By Rex HoggardJuly 20, 2018, 7:34 pm

CARNOUSTIE, Scotland – Pat Perez’s major record is infinitely forgettable. In 24 Grand Slam starts he has exactly one top-10 finish, more than a decade ago at the PGA Championship.

“Terrible,” Perez said when asked to sum up his major career. “I won sixth [place]. Didn't even break top 5.”

It’s strange, however, that his status atop The Open leaderboard through two rounds doesn’t seem out of character. The 42-year-old admits he doesn’t hit it long enough to contend at most major stops and also concedes he doesn’t exactly have a wealth of knowledge when it comes to the game’s biggest events, but something about The Open works for him.


Full-field scores from the 147th Open Championship

Full coverage of the 147th Open Championship


“I didn't like it the first time I came over. When I went to St. Andrews in '05, I didn't like it because it was cold and terrible and this and that,” he said. “Over the years, I've really learned to like to come over here. Plus the fans are so awesome here. They know a good shot. They don't laugh at you if you hit a bad shot.”

Perez gave the fans plenty to cheer on Friday at Carnoustie, playing 17 flawless holes to move into a share of the lead before a closing bogey dropped him into a tie for third place after a second-round 68.

For Perez, links golf is the great equalizer that mitigates the advantages some of the younger, more powerful players have and it brings out the best in him.

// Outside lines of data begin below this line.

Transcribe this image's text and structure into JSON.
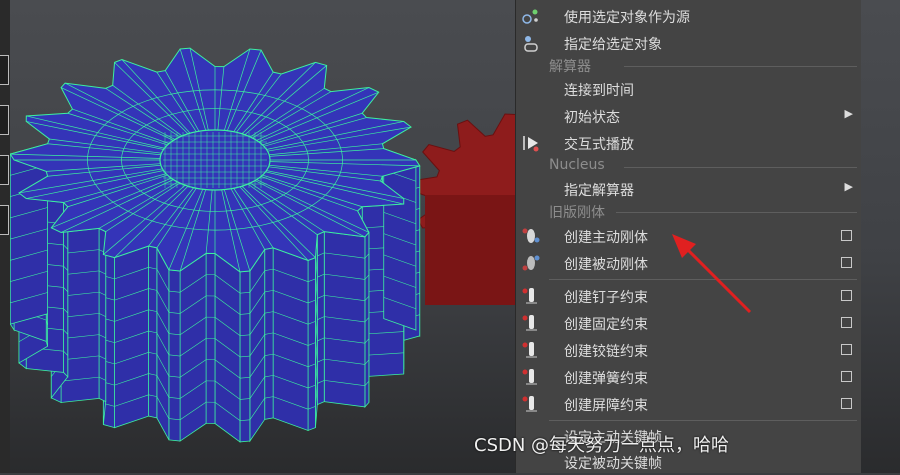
{
  "menu": {
    "items_top": [
      {
        "label": "使用选定对象作为源",
        "icon": "source-object-icon"
      },
      {
        "label": "指定给选定对象",
        "icon": "assign-object-icon"
      }
    ],
    "section_solver": {
      "title": "解算器",
      "items": [
        {
          "label": "连接到时间"
        },
        {
          "label": "初始状态",
          "submenu": true
        },
        {
          "label": "交互式播放",
          "icon": "play-icon"
        }
      ]
    },
    "section_nucleus": {
      "title": "Nucleus",
      "items": [
        {
          "label": "指定解算器",
          "submenu": true
        }
      ]
    },
    "section_legacy": {
      "title": "旧版刚体",
      "items": [
        {
          "label": "创建主动刚体",
          "icon": "active-rigid-body-icon",
          "option_box": true
        },
        {
          "label": "创建被动刚体",
          "icon": "passive-rigid-body-icon",
          "option_box": true
        }
      ],
      "constraints": [
        {
          "label": "创建钉子约束",
          "icon": "nail-constraint-icon",
          "option_box": true
        },
        {
          "label": "创建固定约束",
          "icon": "pin-constraint-icon",
          "option_box": true
        },
        {
          "label": "创建铰链约束",
          "icon": "hinge-constraint-icon",
          "option_box": true
        },
        {
          "label": "创建弹簧约束",
          "icon": "spring-constraint-icon",
          "option_box": true
        },
        {
          "label": "创建屏障约束",
          "icon": "barrier-constraint-icon",
          "option_box": true
        }
      ],
      "keys": [
        {
          "label": "设定主动关键帧"
        },
        {
          "label": "设定被动关键帧"
        }
      ]
    },
    "submenu_arrow": "▶"
  },
  "watermark": "CSDN @每天努力一点点，哈哈",
  "colors": {
    "gear_blue": "#3434b8",
    "gear_wire": "#3cf0a0",
    "gear_red": "#8e1c1c",
    "menu_bg": "#444444",
    "annotation": "#e02020"
  }
}
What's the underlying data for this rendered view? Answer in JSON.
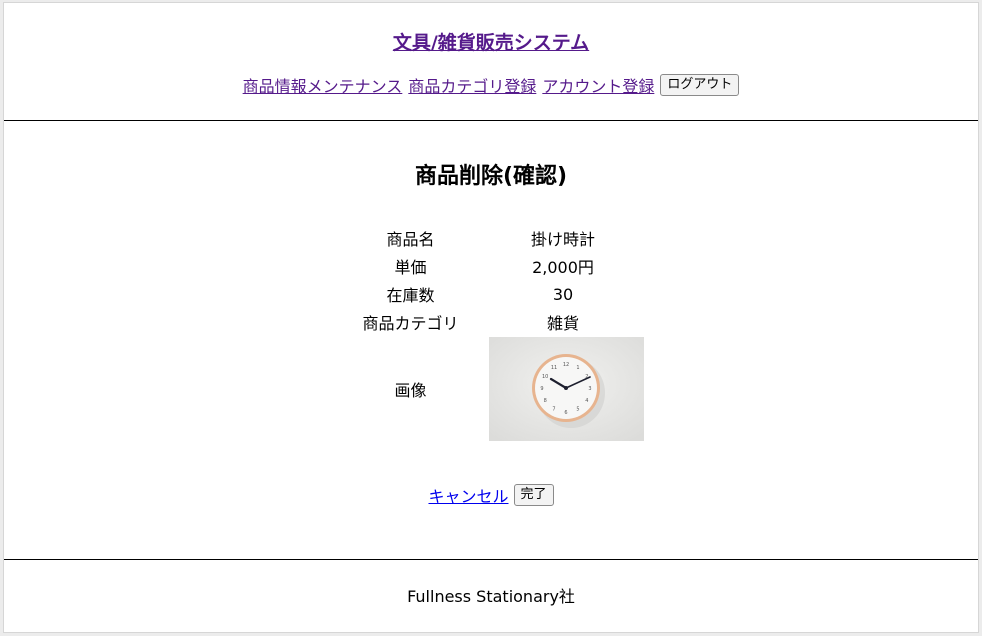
{
  "header": {
    "site_title": "文具/雑貨販売システム",
    "nav": {
      "product_maintenance": "商品情報メンテナンス",
      "category_register": "商品カテゴリ登録",
      "account_register": "アカウント登録",
      "logout": "ログアウト"
    }
  },
  "main": {
    "title": "商品削除(確認)",
    "fields": [
      {
        "label": "商品名",
        "value": "掛け時計"
      },
      {
        "label": "単価",
        "value": "2,000円"
      },
      {
        "label": "在庫数",
        "value": "30"
      },
      {
        "label": "商品カテゴリ",
        "value": "雑貨"
      }
    ],
    "image_label": "画像",
    "image_icon": "wall-clock-photo",
    "clock_numerals": [
      "12",
      "1",
      "2",
      "3",
      "4",
      "5",
      "6",
      "7",
      "8",
      "9",
      "10",
      "11"
    ],
    "cancel": "キャンセル",
    "complete": "完了"
  },
  "footer": {
    "company": "Fullness Stationary社"
  },
  "colors": {
    "visited_link": "#551a8b",
    "link": "#0000ee",
    "clock_frame": "#e7b48f",
    "clock_background": "#e6e6e4"
  }
}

“It's hard enough that I don't feel like I have to hit perfect shots. That's the best,” he said. “Greens, you can kind of miss a shot, and it won't run off and go off the green 40 yards. You're still kind of on the green. You can have a 60-footer and actually think about making it because of the speed.”